In certain types of avitaminosis there are mental symptoms. One example is a deficiency of niacin, which is required in glycolysis. Glycolysis is critical to brain energy metabolism. This subject was reviewed by Dr. Abram Hoffer.
Another example is the shortage of vitamin B12, which results in pernicious anemia. This in turn results in a shortage of oxygen in the brain, which causes slow glycolysis. Mental symptoms are seen.
But what is the common thread, if any? The answer may be that an amino acid overload can slow down brain glucose metabolism. Thus it would appear that normal brain glucose metabolism is vital to mental health.
Stevens, a brilliant American neuropathologist, has reported corpora amylacea in the brain of schizophrenics. These bodies were once studied by Virchow. Corpora amylacea are intracytoplasmic (within the cytoplasm) bodies which “distend the processes of fibrous astrocytes” according to Austin & Sakai (experts on neuropathology).
These bodies are “found in increased numbers in association with many diffuse degenerative and focal disorders of the nervous system” according to Austin & Sakai.
Corpora amylacea are similar to starch. Virchow added iodine to them and they turned light blue. Starches are polysaccharides.
Animal glycogen stains dark brown with iodine. Some workers have reported corpora amylacea to stain purple-brown.
According to Austin & Sakai, “the polyglucosan deposits in CA appear to reflect distinctive disorder of carbohydrate metabolism”.
Vogt & Vogt
Neuropathology data supports a physical explanation of schizophrenia. Cecile & Oskar Vogt of Germany wrote a brilliant paper entitled “Importance of Neuroanatomy in the Field of Neuropathology”. They reported “histologic lesions” in schizophrenia and in Huntington’s chorea. In schizophrenia they reported “wasting cells”. The cytoplasm was vacuolated.
The Vogts demonstrated “anatomic peculiarities” in schizophrenia and other psychoses. The cells were “damaged” in the striatum, a high dopamine subcortical area.
The Russian scientists Mishchenko & Bonartsev (1974) demonstrated a toxic factor in the blood serum of schizophrenics. They used an assay of chicken red cells. The factor raised the lactae/pyruvate ratio and had hemolytic activity. Lideman (1966) reported hemolytic activity. The toxic factor theory is widely recognized in Russia, but has been controversial in the US.
My own view is that the toxic factor theory is correct.
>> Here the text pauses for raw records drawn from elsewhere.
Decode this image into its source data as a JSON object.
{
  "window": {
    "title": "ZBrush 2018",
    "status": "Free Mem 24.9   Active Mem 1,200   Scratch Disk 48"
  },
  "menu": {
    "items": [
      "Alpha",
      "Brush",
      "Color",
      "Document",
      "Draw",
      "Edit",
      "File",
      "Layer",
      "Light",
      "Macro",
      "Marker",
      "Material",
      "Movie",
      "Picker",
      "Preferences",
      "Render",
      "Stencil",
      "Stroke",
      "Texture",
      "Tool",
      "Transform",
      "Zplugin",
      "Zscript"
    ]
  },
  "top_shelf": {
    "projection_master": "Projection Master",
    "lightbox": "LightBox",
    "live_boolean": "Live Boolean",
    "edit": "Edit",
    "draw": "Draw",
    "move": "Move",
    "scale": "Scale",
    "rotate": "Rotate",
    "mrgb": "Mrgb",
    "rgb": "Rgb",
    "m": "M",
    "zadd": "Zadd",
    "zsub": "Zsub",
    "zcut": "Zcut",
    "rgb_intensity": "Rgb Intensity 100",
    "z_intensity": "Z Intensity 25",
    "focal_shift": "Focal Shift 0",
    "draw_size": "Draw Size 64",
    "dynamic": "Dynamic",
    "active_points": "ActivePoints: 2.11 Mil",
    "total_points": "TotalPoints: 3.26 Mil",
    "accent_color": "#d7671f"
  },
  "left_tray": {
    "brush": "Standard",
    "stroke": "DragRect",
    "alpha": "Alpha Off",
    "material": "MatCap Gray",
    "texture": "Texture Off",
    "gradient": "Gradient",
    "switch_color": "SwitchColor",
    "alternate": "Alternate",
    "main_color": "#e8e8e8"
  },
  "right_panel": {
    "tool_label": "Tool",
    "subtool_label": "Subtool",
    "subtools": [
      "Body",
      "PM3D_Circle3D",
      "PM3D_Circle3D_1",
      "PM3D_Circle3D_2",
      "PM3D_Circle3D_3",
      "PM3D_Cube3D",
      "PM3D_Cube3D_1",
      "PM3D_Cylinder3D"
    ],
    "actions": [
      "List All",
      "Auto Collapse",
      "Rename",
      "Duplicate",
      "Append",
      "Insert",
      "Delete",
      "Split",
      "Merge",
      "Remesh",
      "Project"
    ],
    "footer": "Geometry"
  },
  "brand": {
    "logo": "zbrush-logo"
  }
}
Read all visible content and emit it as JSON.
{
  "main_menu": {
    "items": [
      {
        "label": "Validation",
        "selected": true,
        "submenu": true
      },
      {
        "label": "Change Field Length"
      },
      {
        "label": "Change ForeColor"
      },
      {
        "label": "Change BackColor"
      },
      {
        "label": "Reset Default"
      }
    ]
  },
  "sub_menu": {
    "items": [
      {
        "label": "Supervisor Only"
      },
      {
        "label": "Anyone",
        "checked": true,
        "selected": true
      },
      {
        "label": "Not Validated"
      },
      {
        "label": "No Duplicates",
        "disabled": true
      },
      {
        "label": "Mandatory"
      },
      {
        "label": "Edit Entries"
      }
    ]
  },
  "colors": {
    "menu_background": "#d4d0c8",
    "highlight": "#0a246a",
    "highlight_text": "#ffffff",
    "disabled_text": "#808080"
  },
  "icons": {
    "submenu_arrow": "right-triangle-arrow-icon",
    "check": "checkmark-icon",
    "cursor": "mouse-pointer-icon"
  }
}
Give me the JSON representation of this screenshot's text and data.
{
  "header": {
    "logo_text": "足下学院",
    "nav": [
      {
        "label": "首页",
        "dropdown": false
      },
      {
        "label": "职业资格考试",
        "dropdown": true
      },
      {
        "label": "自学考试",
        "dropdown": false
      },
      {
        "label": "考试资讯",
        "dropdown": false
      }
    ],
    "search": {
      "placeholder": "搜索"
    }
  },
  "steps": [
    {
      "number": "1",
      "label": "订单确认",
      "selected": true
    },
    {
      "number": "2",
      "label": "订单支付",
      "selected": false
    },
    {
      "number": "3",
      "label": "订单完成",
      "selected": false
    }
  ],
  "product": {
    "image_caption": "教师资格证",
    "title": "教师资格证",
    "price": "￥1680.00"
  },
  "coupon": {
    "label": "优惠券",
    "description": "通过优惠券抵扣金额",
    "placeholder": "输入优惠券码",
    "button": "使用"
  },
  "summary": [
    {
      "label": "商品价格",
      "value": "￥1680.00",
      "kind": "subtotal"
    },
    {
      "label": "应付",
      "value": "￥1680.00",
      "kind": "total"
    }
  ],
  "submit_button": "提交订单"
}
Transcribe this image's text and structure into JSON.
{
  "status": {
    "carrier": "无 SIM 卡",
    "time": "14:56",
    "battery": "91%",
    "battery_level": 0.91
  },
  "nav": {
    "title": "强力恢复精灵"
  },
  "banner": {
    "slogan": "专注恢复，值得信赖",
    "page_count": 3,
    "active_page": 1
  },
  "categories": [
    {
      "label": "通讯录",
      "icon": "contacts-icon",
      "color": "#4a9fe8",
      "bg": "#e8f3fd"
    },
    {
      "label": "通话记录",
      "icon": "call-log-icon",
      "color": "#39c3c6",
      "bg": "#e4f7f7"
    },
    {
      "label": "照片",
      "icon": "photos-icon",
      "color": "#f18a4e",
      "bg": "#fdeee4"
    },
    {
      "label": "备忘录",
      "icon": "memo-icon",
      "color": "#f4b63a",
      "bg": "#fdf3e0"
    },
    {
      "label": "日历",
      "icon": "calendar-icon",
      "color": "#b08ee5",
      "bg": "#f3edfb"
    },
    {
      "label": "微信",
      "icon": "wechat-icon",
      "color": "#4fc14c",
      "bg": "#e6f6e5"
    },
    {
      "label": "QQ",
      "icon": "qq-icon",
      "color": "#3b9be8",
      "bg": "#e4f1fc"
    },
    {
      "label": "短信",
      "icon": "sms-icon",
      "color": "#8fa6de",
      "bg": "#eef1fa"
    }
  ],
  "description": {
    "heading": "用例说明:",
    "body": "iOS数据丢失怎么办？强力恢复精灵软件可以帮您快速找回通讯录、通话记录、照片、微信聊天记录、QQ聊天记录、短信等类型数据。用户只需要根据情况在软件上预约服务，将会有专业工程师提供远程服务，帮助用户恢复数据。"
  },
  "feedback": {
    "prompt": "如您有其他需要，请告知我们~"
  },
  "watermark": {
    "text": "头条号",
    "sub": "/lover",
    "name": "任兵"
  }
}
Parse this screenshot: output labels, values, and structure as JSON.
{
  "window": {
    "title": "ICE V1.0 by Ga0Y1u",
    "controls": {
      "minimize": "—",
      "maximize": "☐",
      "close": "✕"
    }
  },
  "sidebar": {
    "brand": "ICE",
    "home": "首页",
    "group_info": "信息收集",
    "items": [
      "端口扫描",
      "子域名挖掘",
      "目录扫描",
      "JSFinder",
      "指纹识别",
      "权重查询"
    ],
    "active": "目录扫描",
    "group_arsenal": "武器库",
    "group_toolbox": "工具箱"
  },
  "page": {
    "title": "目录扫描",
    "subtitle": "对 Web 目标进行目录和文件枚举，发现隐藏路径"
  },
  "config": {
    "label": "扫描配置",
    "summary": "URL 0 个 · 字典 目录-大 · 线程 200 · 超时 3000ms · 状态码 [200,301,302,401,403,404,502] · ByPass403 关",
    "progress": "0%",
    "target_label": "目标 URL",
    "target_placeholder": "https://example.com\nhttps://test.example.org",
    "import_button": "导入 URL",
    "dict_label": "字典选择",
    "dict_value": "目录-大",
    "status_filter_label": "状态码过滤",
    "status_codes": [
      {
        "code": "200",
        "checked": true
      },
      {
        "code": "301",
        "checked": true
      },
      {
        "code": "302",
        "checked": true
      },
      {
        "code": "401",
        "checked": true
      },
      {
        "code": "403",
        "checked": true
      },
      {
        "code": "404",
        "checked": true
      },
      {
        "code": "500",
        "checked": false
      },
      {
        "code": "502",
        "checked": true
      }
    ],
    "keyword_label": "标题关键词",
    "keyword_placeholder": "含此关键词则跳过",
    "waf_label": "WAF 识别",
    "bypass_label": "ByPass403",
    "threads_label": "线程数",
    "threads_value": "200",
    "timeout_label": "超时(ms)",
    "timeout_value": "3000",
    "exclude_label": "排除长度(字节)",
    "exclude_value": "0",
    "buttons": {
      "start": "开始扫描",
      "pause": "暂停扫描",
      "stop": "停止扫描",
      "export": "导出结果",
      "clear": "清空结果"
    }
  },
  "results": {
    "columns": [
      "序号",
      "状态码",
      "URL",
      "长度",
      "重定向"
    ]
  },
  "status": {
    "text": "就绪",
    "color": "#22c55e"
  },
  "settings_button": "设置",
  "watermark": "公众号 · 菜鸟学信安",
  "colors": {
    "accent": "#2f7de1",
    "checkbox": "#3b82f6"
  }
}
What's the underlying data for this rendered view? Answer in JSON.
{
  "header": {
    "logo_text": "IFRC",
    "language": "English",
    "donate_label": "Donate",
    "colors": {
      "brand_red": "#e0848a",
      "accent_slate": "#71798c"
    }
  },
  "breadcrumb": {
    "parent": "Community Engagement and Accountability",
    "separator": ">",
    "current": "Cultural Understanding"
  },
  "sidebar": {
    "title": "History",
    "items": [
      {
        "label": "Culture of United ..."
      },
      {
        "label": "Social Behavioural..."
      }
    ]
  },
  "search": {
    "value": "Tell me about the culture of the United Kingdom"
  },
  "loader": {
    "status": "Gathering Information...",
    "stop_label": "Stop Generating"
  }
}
Dr. Hoffer of Canada, an orthomolecular psychiatrist, accepts it. Further information will be presented in future articles. I feel that schizophrenia is a diabetes of the brain.